    But this post has reminded me: what is this ‘long run’? By the above definition, its money. And although I’m pretty sure ‘money’, by my definition, is ‘a living’ rather than wealth for wealth’s sake (what would I do with money? give it away so I could start the life-game again from level 1? Probably.) (…perhaps after a few bottles of good wine…) I still, for some reason, ‘need’ money to stay alive.

    I don’t know. I can see the usefulness of money as a universal token of exchange. But I hate money as an end in itself. And, of course, it’s not even a concrete token any more: it’s a virtual token of exchange which exists only inside computer databases and our own imaginations.
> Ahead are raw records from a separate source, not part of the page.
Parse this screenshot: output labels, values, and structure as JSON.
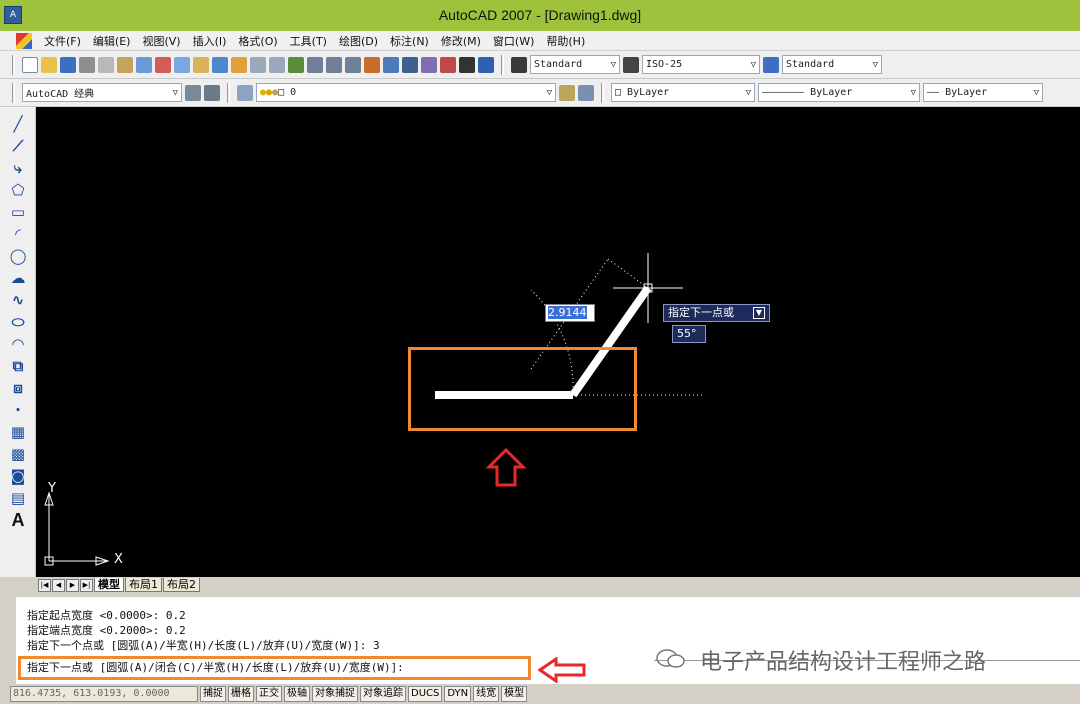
{
  "window": {
    "title": "AutoCAD 2007 - [Drawing1.dwg]",
    "app_icon": "autocad-app-icon"
  },
  "menu": [
    "文件(F)",
    "编辑(E)",
    "视图(V)",
    "插入(I)",
    "格式(O)",
    "工具(T)",
    "绘图(D)",
    "标注(N)",
    "修改(M)",
    "窗口(W)",
    "帮助(H)"
  ],
  "toolbar": {
    "text_style": "Standard",
    "dim_style": "ISO-25",
    "table_style": "Standard",
    "workspace": "AutoCAD 经典",
    "layer": "0",
    "color": "ByLayer",
    "linetype": "ByLayer",
    "lineweight": "ByLayer"
  },
  "draw_tools": [
    "line-icon",
    "construction-line-icon",
    "polyline-icon",
    "polygon-icon",
    "rectangle-icon",
    "arc-icon",
    "circle-icon",
    "revcloud-icon",
    "spline-icon",
    "ellipse-icon",
    "ellipse-arc-icon",
    "insert-block-icon",
    "make-block-icon",
    "point-icon",
    "hatch-icon",
    "gradient-icon",
    "region-icon",
    "table-icon"
  ],
  "draw_text_tool": "A",
  "canvas": {
    "dynamic_input_value": "2.9144",
    "dynamic_prompt": "指定下一点或",
    "dynamic_angle": "55°",
    "ucs_x": "X",
    "ucs_y": "Y"
  },
  "layout_tabs": [
    "模型",
    "布局1",
    "布局2"
  ],
  "command_lines": [
    "指定起点宽度 <0.0000>: 0.2",
    "指定端点宽度 <0.2000>: 0.2",
    "指定下一个点或 [圆弧(A)/半宽(H)/长度(L)/放弃(U)/宽度(W)]: 3",
    "指定下一点或 [圆弧(A)/闭合(C)/半宽(H)/长度(L)/放弃(U)/宽度(W)]:"
  ],
  "watermark": "电子产品结构设计工程师之路",
  "status": {
    "coords": "816.4735, 613.0193, 0.0000",
    "buttons": [
      "捕捉",
      "栅格",
      "正交",
      "极轴",
      "对象捕捉",
      "对象追踪",
      "DUCS",
      "DYN",
      "线宽",
      "模型"
    ]
  },
  "colors": {
    "highlight_orange": "#f08a30",
    "arrow_red": "#e8282a",
    "titlebar_green": "#9ec23c",
    "canvas_black": "#000000"
  }
}
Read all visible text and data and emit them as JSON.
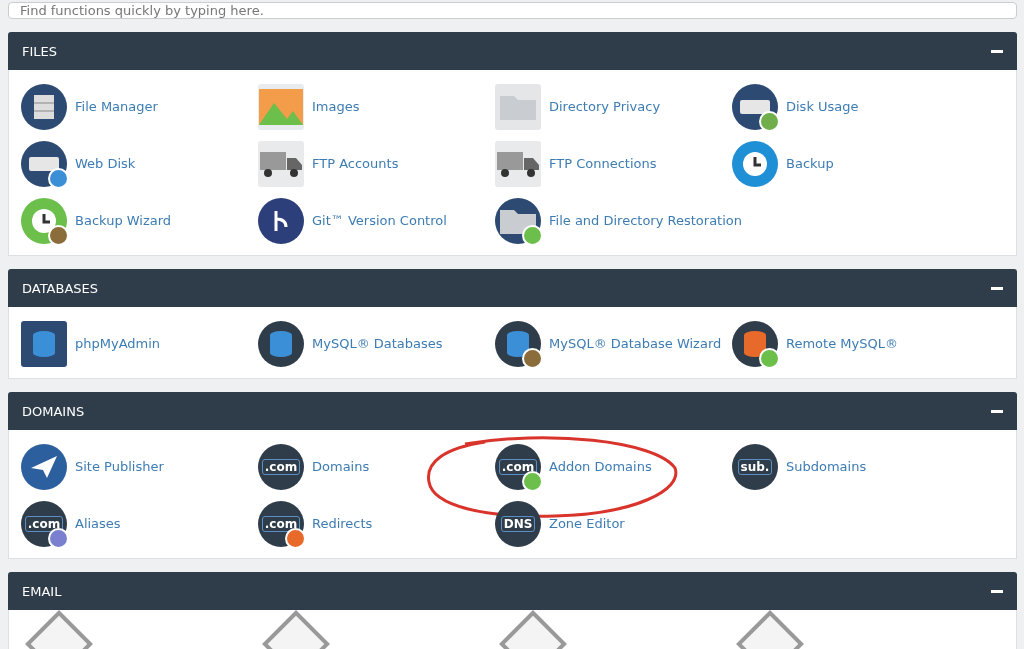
{
  "search": {
    "placeholder": "Find functions quickly by typing here."
  },
  "sections": [
    {
      "title": "FILES",
      "expanded": true,
      "items": [
        {
          "label": "File Manager"
        },
        {
          "label": "Images"
        },
        {
          "label": "Directory Privacy"
        },
        {
          "label": "Disk Usage"
        },
        {
          "label": "Web Disk"
        },
        {
          "label": "FTP Accounts"
        },
        {
          "label": "FTP Connections"
        },
        {
          "label": "Backup"
        },
        {
          "label": "Backup Wizard"
        },
        {
          "label": "Git™ Version Control"
        },
        {
          "label": "File and Directory Restoration"
        }
      ]
    },
    {
      "title": "DATABASES",
      "expanded": true,
      "items": [
        {
          "label": "phpMyAdmin"
        },
        {
          "label": "MySQL® Databases"
        },
        {
          "label": "MySQL® Database Wizard"
        },
        {
          "label": "Remote MySQL®"
        }
      ]
    },
    {
      "title": "DOMAINS",
      "expanded": true,
      "items": [
        {
          "label": "Site Publisher"
        },
        {
          "label": "Domains",
          "icon_text": ".com"
        },
        {
          "label": "Addon Domains",
          "icon_text": ".com",
          "circled": true
        },
        {
          "label": "Subdomains",
          "icon_text": "sub."
        },
        {
          "label": "Aliases",
          "icon_text": ".com"
        },
        {
          "label": "Redirects",
          "icon_text": ".com"
        },
        {
          "label": "Zone Editor",
          "icon_text": "DNS"
        }
      ]
    },
    {
      "title": "EMAIL",
      "expanded": true,
      "kind": "cut_off",
      "items": [
        {
          "kind": "cut_icon"
        },
        {
          "kind": "cut_icon"
        },
        {
          "kind": "cut_icon"
        },
        {
          "kind": "cut_icon"
        }
      ]
    }
  ]
}
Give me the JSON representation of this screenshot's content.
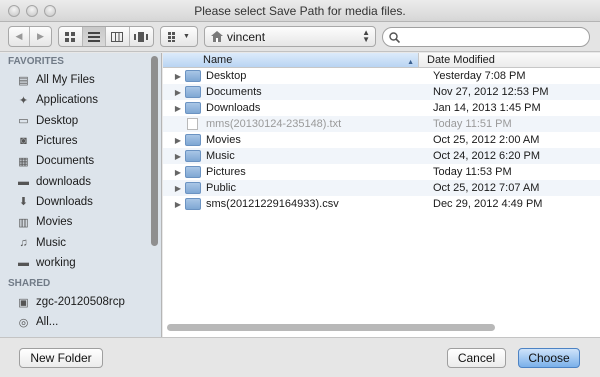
{
  "window": {
    "title": "Please select Save Path for media files."
  },
  "toolbar": {
    "back_icon": "chevron-left-icon",
    "forward_icon": "chevron-right-icon",
    "view_modes": [
      "icon-view",
      "list-view",
      "column-view",
      "coverflow-view"
    ],
    "arrange_icon": "arrange-grid-icon",
    "path_label": "vincent",
    "search_placeholder": ""
  },
  "sidebar": {
    "favorites_header": "FAVORITES",
    "favorites": [
      {
        "label": "All My Files",
        "icon": "all-files-icon"
      },
      {
        "label": "Applications",
        "icon": "applications-icon"
      },
      {
        "label": "Desktop",
        "icon": "desktop-icon"
      },
      {
        "label": "Pictures",
        "icon": "camera-icon"
      },
      {
        "label": "Documents",
        "icon": "documents-icon"
      },
      {
        "label": "downloads",
        "icon": "folder-icon"
      },
      {
        "label": "Downloads",
        "icon": "download-icon"
      },
      {
        "label": "Movies",
        "icon": "film-icon"
      },
      {
        "label": "Music",
        "icon": "music-icon"
      },
      {
        "label": "working",
        "icon": "folder-icon"
      }
    ],
    "shared_header": "SHARED",
    "shared": [
      {
        "label": "zgc-20120508rcp",
        "icon": "computer-icon"
      },
      {
        "label": "All...",
        "icon": "network-icon"
      }
    ]
  },
  "files": {
    "columns": [
      "Name",
      "Date Modified"
    ],
    "rows": [
      {
        "name": "Desktop",
        "date": "Yesterday 7:08 PM",
        "type": "folder",
        "expandable": true,
        "enabled": true
      },
      {
        "name": "Documents",
        "date": "Nov 27, 2012 12:53 PM",
        "type": "folder",
        "expandable": true,
        "enabled": true
      },
      {
        "name": "Downloads",
        "date": "Jan 14, 2013 1:45 PM",
        "type": "folder",
        "expandable": true,
        "enabled": true
      },
      {
        "name": "mms(20130124-235148).txt",
        "date": "Today 11:51 PM",
        "type": "file",
        "expandable": false,
        "enabled": false
      },
      {
        "name": "Movies",
        "date": "Oct 25, 2012 2:00 AM",
        "type": "folder",
        "expandable": true,
        "enabled": true
      },
      {
        "name": "Music",
        "date": "Oct 24, 2012 6:20 PM",
        "type": "folder",
        "expandable": true,
        "enabled": true
      },
      {
        "name": "Pictures",
        "date": "Today 11:53 PM",
        "type": "folder",
        "expandable": true,
        "enabled": true
      },
      {
        "name": "Public",
        "date": "Oct 25, 2012 7:07 AM",
        "type": "folder",
        "expandable": true,
        "enabled": true
      },
      {
        "name": "sms(20121229164933).csv",
        "date": "Dec 29, 2012 4:49 PM",
        "type": "folder",
        "expandable": true,
        "enabled": true
      }
    ]
  },
  "buttons": {
    "new_folder": "New Folder",
    "cancel": "Cancel",
    "choose": "Choose"
  }
}
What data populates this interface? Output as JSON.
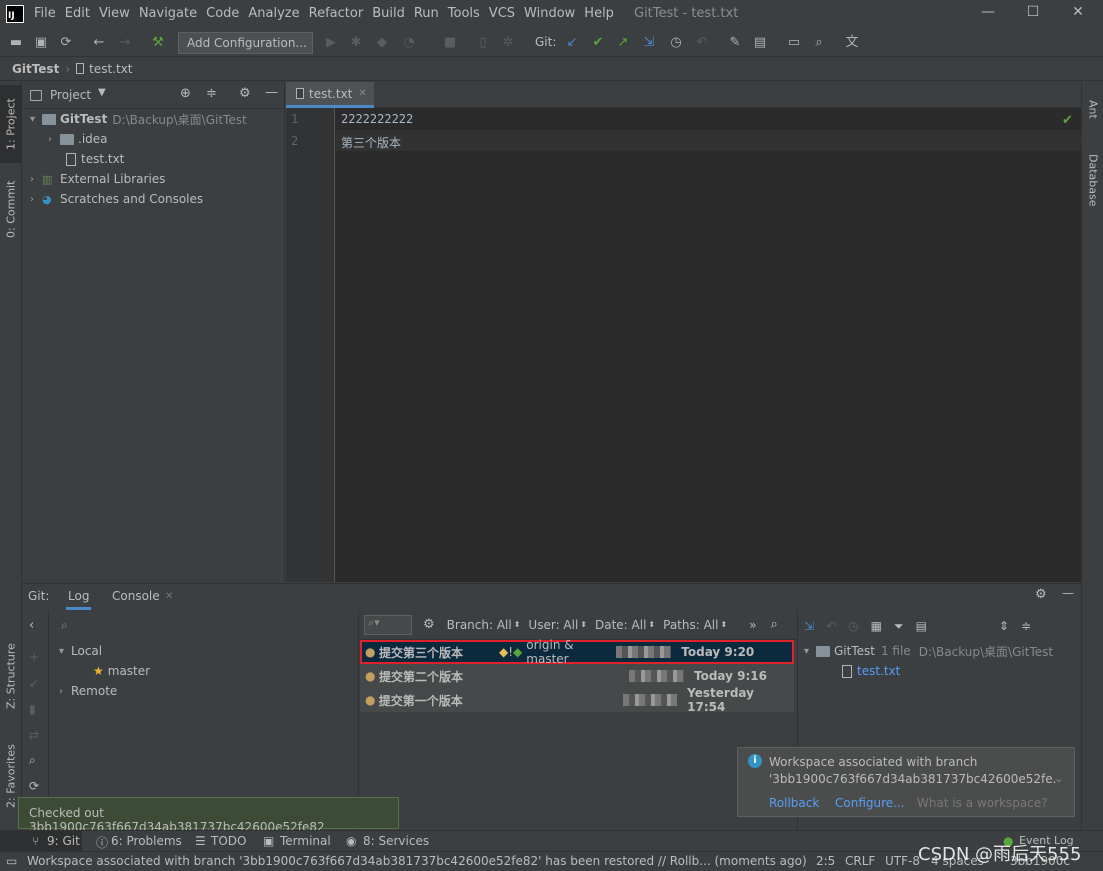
{
  "window": {
    "title": "GitTest - test.txt",
    "menu": [
      "File",
      "Edit",
      "View",
      "Navigate",
      "Code",
      "Analyze",
      "Refactor",
      "Build",
      "Run",
      "Tools",
      "VCS",
      "Window",
      "Help"
    ]
  },
  "toolbar": {
    "add_configuration": "Add Configuration...",
    "git_label": "Git:"
  },
  "breadcrumb": {
    "project": "GitTest",
    "file": "test.txt"
  },
  "left_stripe": {
    "project_tab": "1: Project",
    "commit_tab": "0: Commit",
    "structure_tab": "Z: Structure",
    "favorites_tab": "2: Favorites"
  },
  "right_stripe": {
    "ant_tab": "Ant",
    "database_tab": "Database"
  },
  "project_panel": {
    "title": "Project",
    "root_name": "GitTest",
    "root_path": "D:\\Backup\\桌面\\GitTest",
    "items": [
      ".idea",
      "test.txt",
      "External Libraries",
      "Scratches and Consoles"
    ]
  },
  "editor": {
    "tab_label": "test.txt",
    "lines": [
      {
        "num": "1",
        "text": "2222222222"
      },
      {
        "num": "2",
        "text": "第三个版本"
      }
    ]
  },
  "git_panel": {
    "label": "Git:",
    "tabs": [
      "Log",
      "Console"
    ],
    "branches": {
      "local": "Local",
      "master": "master",
      "remote": "Remote"
    },
    "filters": {
      "branch": "Branch: All",
      "user": "User: All",
      "date": "Date: All",
      "paths": "Paths: All"
    },
    "commits": [
      {
        "message": "提交第三个版本",
        "refs": "origin & master",
        "date": "Today 9:20"
      },
      {
        "message": "提交第二个版本",
        "refs": "",
        "date": "Today 9:16"
      },
      {
        "message": "提交第一个版本",
        "refs": "",
        "date": "Yesterday 17:54"
      }
    ],
    "details": {
      "root": "GitTest",
      "count": "1 file",
      "path": "D:\\Backup\\桌面\\GitTest",
      "file": "test.txt"
    }
  },
  "notification": {
    "text1": "Workspace associated with branch",
    "text2": "'3bb1900c763f667d34ab381737bc42600e52fe.",
    "rollback": "Rollback",
    "configure": "Configure...",
    "what": "What is a workspace?"
  },
  "toast": {
    "text": "Checked out 3bb1900c763f667d34ab381737bc42600e52fe82"
  },
  "tool_tabs": [
    "9: Git",
    "6: Problems",
    "TODO",
    "Terminal",
    "8: Services"
  ],
  "event_log": "Event Log",
  "status_bar": {
    "message": "Workspace associated with branch '3bb1900c763f667d34ab381737bc42600e52fe82' has been restored // Rollb... (moments ago)",
    "position": "2:5",
    "line_sep": "CRLF",
    "encoding": "UTF-8",
    "indent": "4 spaces",
    "branch": "3bb1900c"
  },
  "watermark": "CSDN @雨后天555",
  "colors": {
    "accent": "#4a88c7",
    "selection_border": "#e0202a",
    "link": "#589df6"
  }
}
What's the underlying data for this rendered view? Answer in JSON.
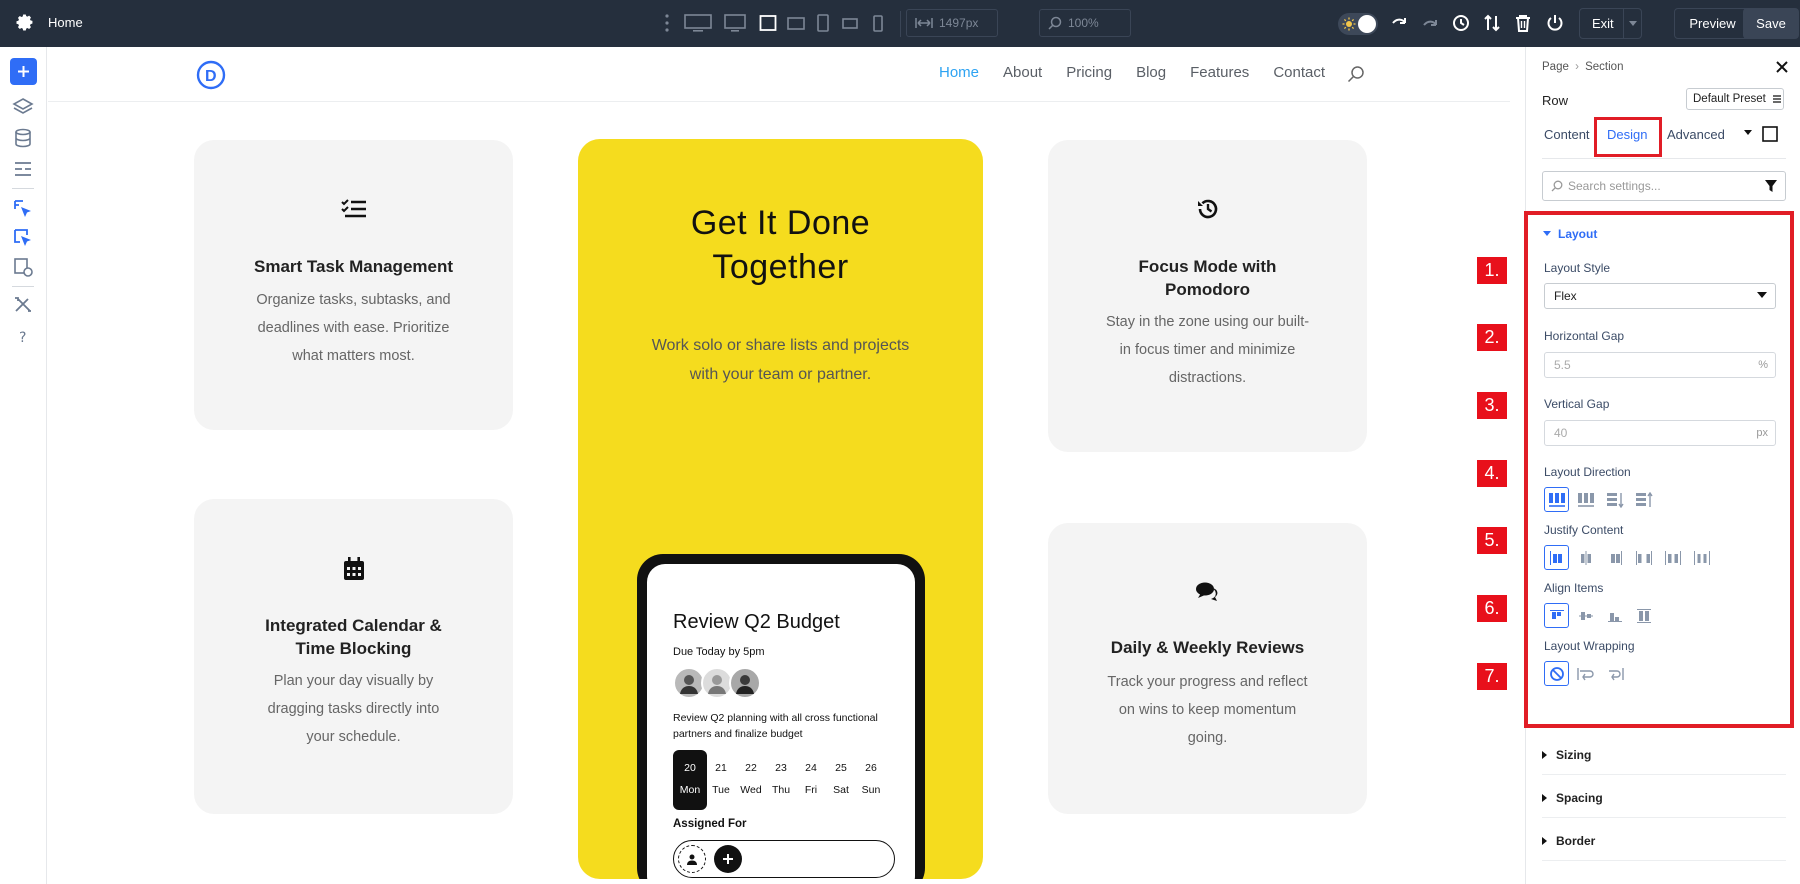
{
  "topbar": {
    "title": "Home",
    "width_value": "1497px",
    "zoom_value": "100%",
    "exit_label": "Exit",
    "preview_label": "Preview",
    "save_label": "Save",
    "colors": {
      "bg": "#252f3d"
    }
  },
  "canvas": {
    "nav": {
      "logo_letter": "D",
      "items": [
        "Home",
        "About",
        "Pricing",
        "Blog",
        "Features",
        "Contact"
      ],
      "active": "Home"
    },
    "cards": [
      {
        "title": "Smart Task Management",
        "text": [
          "Organize tasks, subtasks, and",
          "deadlines with ease. Prioritize",
          "what matters most."
        ],
        "icon": "checklist-icon"
      },
      {
        "title": "Integrated Calendar &",
        "title2": "Time Blocking",
        "text": [
          "Plan your day visually by",
          "dragging tasks directly into",
          "your schedule."
        ],
        "icon": "calendar-icon"
      },
      {
        "title": "Focus Mode with",
        "title2": "Pomodoro",
        "text": [
          "Stay in the zone using our built-",
          "in focus timer and minimize",
          "distractions."
        ],
        "icon": "history-icon"
      },
      {
        "title": "Daily & Weekly Reviews",
        "text": [
          "Track your progress and reflect",
          "on wins to keep momentum",
          "going."
        ],
        "icon": "comments-icon"
      }
    ],
    "hero": {
      "title_line1": "Get It Done",
      "title_line2": "Together",
      "text": "Work solo or share lists and projects with your team or partner.",
      "color": "#f5dc1e"
    },
    "phone": {
      "title": "Review Q2 Budget",
      "due": "Due Today by 5pm",
      "desc": "Review Q2 planning with all cross functional partners and finalize budget",
      "days": [
        {
          "n": "20",
          "d": "Mon"
        },
        {
          "n": "21",
          "d": "Tue"
        },
        {
          "n": "22",
          "d": "Wed"
        },
        {
          "n": "23",
          "d": "Thu"
        },
        {
          "n": "24",
          "d": "Fri"
        },
        {
          "n": "25",
          "d": "Sat"
        },
        {
          "n": "26",
          "d": "Sun"
        }
      ],
      "assigned_label": "Assigned For"
    }
  },
  "panel": {
    "breadcrumb_page": "Page",
    "breadcrumb_section": "Section",
    "element": "Row",
    "preset": "Default Preset",
    "tabs": [
      "Content",
      "Design",
      "Advanced"
    ],
    "active_tab": "Design",
    "search_placeholder": "Search settings...",
    "layout": {
      "title": "Layout",
      "style_label": "Layout Style",
      "style_value": "Flex",
      "hgap_label": "Horizontal Gap",
      "hgap_value": "5.5",
      "hgap_unit": "%",
      "vgap_label": "Vertical Gap",
      "vgap_value": "40",
      "vgap_unit": "px",
      "direction_label": "Layout Direction",
      "justify_label": "Justify Content",
      "align_label": "Align Items",
      "wrap_label": "Layout Wrapping"
    },
    "collapsed": [
      "Sizing",
      "Spacing",
      "Border"
    ],
    "badges": [
      "1.",
      "2.",
      "3.",
      "4.",
      "5.",
      "6.",
      "7."
    ],
    "colors": {
      "accent": "#2f6df6",
      "highlight": "#e11d26"
    }
  }
}
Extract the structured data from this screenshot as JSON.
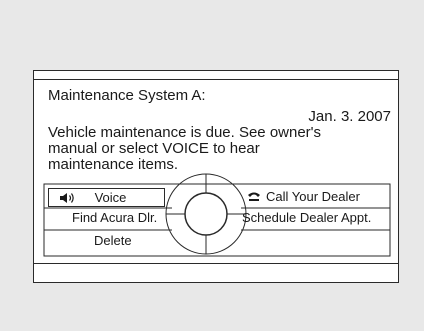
{
  "screen": {
    "title": "Maintenance System A:",
    "date": "Jan. 3. 2007",
    "message_lines": [
      "Vehicle maintenance is due. See owner's",
      "manual or select VOICE to hear",
      "maintenance items."
    ]
  },
  "menu": {
    "voice_label": "Voice",
    "call_label": "Call Your Dealer",
    "find_label": "Find Acura Dlr.",
    "schedule_label": "Schedule Dealer Appt.",
    "delete_label": "Delete",
    "selected_item": "Voice",
    "icons": {
      "voice": "speaker-icon",
      "call": "phone-icon",
      "center": "interface-dial-icon"
    }
  }
}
    Don’t worry, though, you don’t have to believe the news. The news spouts popular opinion. In fact, it doesn’t even do that, it spouts what it *thinks* is popular opinion. If all our virtual money ‘disappeared’ overnight there would still be people alive, and things to do, and ways to be happy. A lot of people would be distressed. Particularly the people who have built the meaning of their lives on money. But there would be plenty of other people who know already, or who would realise quite quickly, that money isn’t important after all. They would throw parties in the streets.

    Besides which, it took me several years (really) to realise that when they said “It’s the economy, stupid,” they actually meant it. I didn’t think anyone WAS so stupid as to think it WAS just the economy.

    (…so let’s start a revolution? Can we find anyone to corrupt the computer systems of every bank in the world, do you think?)

    I don’t know. In terms of meaninglessness, I’ve always read things the other way: the universe doesn’t need us… so it doesn’t matter what the fuck we do. We can fuck things over, we can fuck the whole human race over, and the Earth will keep going regardless. Which doesn’t mean we should self-destruct; it means we should take advantage of the freedom of being alive while it lasts. We can do whatever we want: it’s like being a 16 year old with a free house – but forever!

    I also choose to reassure myself that one day our own civilisation will be ancient history, and whatever future civilisation comes about (unfortunately, probably as brainwashed as ours) will nonetheless look back and say “they worshipped money? Those barbarian fools!”

    Anyway, you’ve just reassured me that working for money is against my ideals, and so I am perfectly justified in bumming my vacations away not getting a “proper” job. I will continue to sit around on the internet reading blogs and webcomics, etc. Occasionally, I will do work for no-money.

    Best,
    Helen

Leave a Comment

Fill in your details below or click an icon to log in:

WordPress.com Logo

You are commenting using your WordPress.com account. Log Out / Change )

Twitter picture

You are commenting using your Twitter account. Log Out / Change )

Facebook photo

You are commenting using your Facebook account. Log Out / Change )

Google+ photo

You are commenting using your Google+ account. Log Out / Change )

Connecting to %s